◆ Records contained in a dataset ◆
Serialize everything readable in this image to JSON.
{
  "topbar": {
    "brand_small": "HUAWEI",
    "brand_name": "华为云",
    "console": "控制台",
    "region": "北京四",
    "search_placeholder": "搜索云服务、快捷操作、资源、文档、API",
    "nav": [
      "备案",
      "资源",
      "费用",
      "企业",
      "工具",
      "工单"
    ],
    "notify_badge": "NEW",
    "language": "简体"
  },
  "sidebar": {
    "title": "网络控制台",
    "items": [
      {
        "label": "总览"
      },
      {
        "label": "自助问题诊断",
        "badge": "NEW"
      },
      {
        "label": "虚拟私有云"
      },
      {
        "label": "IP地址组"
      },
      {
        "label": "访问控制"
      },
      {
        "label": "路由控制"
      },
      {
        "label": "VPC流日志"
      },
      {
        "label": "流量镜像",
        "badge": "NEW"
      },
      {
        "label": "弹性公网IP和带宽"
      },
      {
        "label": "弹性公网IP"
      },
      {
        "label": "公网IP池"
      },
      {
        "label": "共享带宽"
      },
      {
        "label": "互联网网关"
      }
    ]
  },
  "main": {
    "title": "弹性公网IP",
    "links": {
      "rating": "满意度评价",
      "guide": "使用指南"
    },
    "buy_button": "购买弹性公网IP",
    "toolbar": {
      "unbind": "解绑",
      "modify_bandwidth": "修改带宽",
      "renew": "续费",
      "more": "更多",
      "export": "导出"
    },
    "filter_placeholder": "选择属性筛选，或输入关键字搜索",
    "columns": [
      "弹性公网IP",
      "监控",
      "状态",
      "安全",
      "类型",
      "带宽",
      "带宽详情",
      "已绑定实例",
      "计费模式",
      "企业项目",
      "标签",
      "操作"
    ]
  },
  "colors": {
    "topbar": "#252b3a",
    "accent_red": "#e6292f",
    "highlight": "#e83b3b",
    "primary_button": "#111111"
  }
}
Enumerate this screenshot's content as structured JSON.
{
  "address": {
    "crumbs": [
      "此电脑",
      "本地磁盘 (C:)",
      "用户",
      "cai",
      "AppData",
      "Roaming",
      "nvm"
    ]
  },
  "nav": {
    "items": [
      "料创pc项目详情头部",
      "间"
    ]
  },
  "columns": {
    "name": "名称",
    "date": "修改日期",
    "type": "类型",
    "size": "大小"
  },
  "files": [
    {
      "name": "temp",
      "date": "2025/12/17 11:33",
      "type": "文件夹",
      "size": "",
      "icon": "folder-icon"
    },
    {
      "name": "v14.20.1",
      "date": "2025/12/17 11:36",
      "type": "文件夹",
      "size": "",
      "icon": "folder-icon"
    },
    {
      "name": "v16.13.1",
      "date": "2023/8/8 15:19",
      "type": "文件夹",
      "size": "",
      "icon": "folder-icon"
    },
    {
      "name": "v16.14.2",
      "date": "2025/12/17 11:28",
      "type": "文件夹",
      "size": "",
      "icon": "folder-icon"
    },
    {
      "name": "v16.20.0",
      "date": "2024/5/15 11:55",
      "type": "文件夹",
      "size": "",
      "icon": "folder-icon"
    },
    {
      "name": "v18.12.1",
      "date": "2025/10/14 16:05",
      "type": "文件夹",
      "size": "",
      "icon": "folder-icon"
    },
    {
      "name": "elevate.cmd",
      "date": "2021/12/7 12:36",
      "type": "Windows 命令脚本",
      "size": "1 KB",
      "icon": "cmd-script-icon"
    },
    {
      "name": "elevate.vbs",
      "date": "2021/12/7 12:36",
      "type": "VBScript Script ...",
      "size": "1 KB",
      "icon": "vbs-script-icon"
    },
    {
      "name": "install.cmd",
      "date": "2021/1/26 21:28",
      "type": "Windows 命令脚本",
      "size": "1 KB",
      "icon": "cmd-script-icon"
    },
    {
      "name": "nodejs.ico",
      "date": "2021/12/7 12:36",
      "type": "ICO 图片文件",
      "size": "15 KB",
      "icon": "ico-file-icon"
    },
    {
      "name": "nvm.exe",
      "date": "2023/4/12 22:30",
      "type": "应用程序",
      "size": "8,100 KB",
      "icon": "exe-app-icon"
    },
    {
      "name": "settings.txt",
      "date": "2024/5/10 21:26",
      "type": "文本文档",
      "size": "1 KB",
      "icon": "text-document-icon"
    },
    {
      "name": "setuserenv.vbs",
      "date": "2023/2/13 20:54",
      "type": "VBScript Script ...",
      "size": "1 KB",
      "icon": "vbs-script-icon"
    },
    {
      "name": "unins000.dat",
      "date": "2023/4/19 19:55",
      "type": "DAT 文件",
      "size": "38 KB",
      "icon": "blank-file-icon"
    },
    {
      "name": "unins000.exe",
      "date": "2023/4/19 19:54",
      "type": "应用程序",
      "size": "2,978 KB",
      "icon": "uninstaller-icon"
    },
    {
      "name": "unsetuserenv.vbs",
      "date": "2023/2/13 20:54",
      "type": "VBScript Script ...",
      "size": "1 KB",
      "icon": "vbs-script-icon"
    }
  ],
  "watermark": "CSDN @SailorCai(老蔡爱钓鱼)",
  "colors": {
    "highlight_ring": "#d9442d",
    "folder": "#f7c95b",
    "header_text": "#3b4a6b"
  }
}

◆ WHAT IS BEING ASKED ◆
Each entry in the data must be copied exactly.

◆ EXERCISE SOLUTION ◆
Serialize everything readable in this image to JSON.
{
  "topbar": {
    "brand_small": "HUAWEI",
    "brand_name": "华为云",
    "console": "控制台",
    "region": "北京四",
    "search_placeholder": "搜索云服务、快捷操作、资源、文档、API",
    "nav": [
      "备案",
      "资源",
      "费用",
      "企业",
      "工具",
      "工单"
    ],
    "notify_badge": "NEW",
    "language": "简体"
  },
  "sidebar": {
    "title": "网络控制台",
    "items": [
      {
        "label": "总览"
      },
      {
        "label": "自助问题诊断",
        "badge": "NEW"
      },
      {
        "label": "虚拟私有云"
      },
      {
        "label": "IP地址组"
      },
      {
        "label": "访问控制"
      },
      {
        "label": "路由控制"
      },
      {
        "label": "VPC流日志"
      },
      {
        "label": "流量镜像",
        "badge": "NEW"
      },
      {
        "label": "弹性公网IP和带宽"
      },
      {
        "label": "弹性公网IP"
      },
      {
        "label": "公网IP池"
      },
      {
        "label": "共享带宽"
      },
      {
        "label": "互联网网关"
      }
    ]
  },
  "main": {
    "title": "弹性公网IP",
    "links": {
      "rating": "满意度评价",
      "guide": "使用指南"
    },
    "buy_button": "购买弹性公网IP",
    "toolbar": {
      "unbind": "解绑",
      "modify_bandwidth": "修改带宽",
      "renew": "续费",
      "more": "更多",
      "export": "导出"
    },
    "filter_placeholder": "选择属性筛选，或输入关键字搜索",
    "columns": [
      "弹性公网IP",
      "监控",
      "状态",
      "安全",
      "类型",
      "带宽",
      "带宽详情",
      "已绑定实例",
      "计费模式",
      "企业项目",
      "标签",
      "操作"
    ]
  },
  "colors": {
    "topbar": "#252b3a",
    "accent_red": "#e6292f",
    "highlight": "#e83b3b",
    "primary_button": "#111111"
  }
}
Enumerate this screenshot's content as structured JSON.
{
  "address": {
    "crumbs": [
      "此电脑",
      "本地磁盘 (C:)",
      "用户",
      "cai",
      "AppData",
      "Roaming",
      "nvm"
    ]
  },
  "nav": {
    "items": [
      "料创pc项目详情头部",
      "间"
    ]
  },
  "columns": {
    "name": "名称",
    "date": "修改日期",
    "type": "类型",
    "size": "大小"
  },
  "files": [
    {
      "name": "temp",
      "date": "2025/12/17 11:33",
      "type": "文件夹",
      "size": "",
      "icon": "folder-icon"
    },
    {
      "name": "v14.20.1",
      "date": "2025/12/17 11:36",
      "type": "文件夹",
      "size": "",
      "icon": "folder-icon"
    },
    {
      "name": "v16.13.1",
      "date": "2023/8/8 15:19",
      "type": "文件夹",
      "size": "",
      "icon": "folder-icon"
    },
    {
      "name": "v16.14.2",
      "date": "2025/12/17 11:28",
      "type": "文件夹",
      "size": "",
      "icon": "folder-icon"
    },
    {
      "name": "v16.20.0",
      "date": "2024/5/15 11:55",
      "type": "文件夹",
      "size": "",
      "icon": "folder-icon"
    },
    {
      "name": "v18.12.1",
      "date": "2025/10/14 16:05",
      "type": "文件夹",
      "size": "",
      "icon": "folder-icon"
    },
    {
      "name": "elevate.cmd",
      "date": "2021/12/7 12:36",
      "type": "Windows 命令脚本",
      "size": "1 KB",
      "icon": "cmd-script-icon"
    },
    {
      "name": "elevate.vbs",
      "date": "2021/12/7 12:36",
      "type": "VBScript Script ...",
      "size": "1 KB",
      "icon": "vbs-script-icon"
    },
    {
      "name": "install.cmd",
      "date": "2021/1/26 21:28",
      "type": "Windows 命令脚本",
      "size": "1 KB",
      "icon": "cmd-script-icon"
    },
    {
      "name": "nodejs.ico",
      "date": "2021/12/7 12:36",
      "type": "ICO 图片文件",
      "size": "15 KB",
      "icon": "ico-file-icon"
    },
    {
      "name": "nvm.exe",
      "date": "2023/4/12 22:30",
      "type": "应用程序",
      "size": "8,100 KB",
      "icon": "exe-app-icon"
    },
    {
      "name": "settings.txt",
      "date": "2024/5/10 21:26",
      "type": "文本文档",
      "size": "1 KB",
      "icon": "text-document-icon"
    },
    {
      "name": "setuserenv.vbs",
      "date": "2023/2/13 20:54",
      "type": "VBScript Script ...",
      "size": "1 KB",
      "icon": "vbs-script-icon"
    },
    {
      "name": "unins000.dat",
      "date": "2023/4/19 19:55",
      "type": "DAT 文件",
      "size": "38 KB",
      "icon": "blank-file-icon"
    },
    {
      "name": "unins000.exe",
      "date": "2023/4/19 19:54",
      "type": "应用程序",
      "size": "2,978 KB",
      "icon": "uninstaller-icon"
    },
    {
      "name": "unsetuserenv.vbs",
      "date": "2023/2/13 20:54",
      "type": "VBScript Script ...",
      "size": "1 KB",
      "icon": "vbs-script-icon"
    }
  ],
  "watermark": "CSDN @SailorCai(老蔡爱钓鱼)",
  "colors": {
    "highlight_ring": "#d9442d",
    "folder": "#f7c95b",
    "header_text": "#3b4a6b"
  }
}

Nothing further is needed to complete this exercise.